[[ Material for the task, beginning ]]

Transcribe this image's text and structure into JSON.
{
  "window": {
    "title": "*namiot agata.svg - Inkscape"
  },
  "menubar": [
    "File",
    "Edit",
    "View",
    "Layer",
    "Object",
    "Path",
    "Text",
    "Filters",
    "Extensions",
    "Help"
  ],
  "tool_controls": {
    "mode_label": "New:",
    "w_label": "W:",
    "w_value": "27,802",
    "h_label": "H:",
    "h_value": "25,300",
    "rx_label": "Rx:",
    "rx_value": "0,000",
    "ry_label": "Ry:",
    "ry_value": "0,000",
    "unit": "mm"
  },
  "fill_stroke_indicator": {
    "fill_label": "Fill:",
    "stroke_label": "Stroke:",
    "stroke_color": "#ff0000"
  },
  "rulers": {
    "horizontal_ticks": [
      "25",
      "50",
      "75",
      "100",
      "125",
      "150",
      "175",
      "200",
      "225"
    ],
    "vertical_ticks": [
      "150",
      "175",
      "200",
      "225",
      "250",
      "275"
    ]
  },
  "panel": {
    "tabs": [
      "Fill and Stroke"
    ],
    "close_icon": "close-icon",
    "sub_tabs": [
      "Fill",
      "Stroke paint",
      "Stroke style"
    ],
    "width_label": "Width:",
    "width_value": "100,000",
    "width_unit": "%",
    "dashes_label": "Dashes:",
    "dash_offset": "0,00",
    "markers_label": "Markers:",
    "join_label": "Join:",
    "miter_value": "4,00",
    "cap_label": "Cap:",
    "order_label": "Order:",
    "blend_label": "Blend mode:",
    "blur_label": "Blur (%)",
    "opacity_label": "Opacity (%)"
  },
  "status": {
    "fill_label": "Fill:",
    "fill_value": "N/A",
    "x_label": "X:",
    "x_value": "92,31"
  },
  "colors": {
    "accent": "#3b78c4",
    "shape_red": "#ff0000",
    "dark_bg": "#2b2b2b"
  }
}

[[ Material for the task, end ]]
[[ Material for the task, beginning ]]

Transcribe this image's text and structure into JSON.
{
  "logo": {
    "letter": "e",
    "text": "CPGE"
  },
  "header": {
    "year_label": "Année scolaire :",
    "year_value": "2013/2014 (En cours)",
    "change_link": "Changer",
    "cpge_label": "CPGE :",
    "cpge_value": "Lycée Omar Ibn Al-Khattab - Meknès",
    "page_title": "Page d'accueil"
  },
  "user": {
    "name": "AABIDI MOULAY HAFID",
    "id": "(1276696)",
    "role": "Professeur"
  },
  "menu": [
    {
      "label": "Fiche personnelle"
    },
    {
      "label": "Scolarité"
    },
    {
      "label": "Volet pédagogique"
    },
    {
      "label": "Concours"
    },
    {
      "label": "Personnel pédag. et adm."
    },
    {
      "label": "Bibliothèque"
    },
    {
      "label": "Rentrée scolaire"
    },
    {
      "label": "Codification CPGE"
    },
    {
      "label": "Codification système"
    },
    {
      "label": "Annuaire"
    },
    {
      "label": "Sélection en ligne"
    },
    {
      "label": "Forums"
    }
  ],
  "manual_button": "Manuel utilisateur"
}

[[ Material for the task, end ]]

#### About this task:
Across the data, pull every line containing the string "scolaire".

#### Result:
    "year_label": "Année scolaire :",
      "label": "Rentrée scolaire"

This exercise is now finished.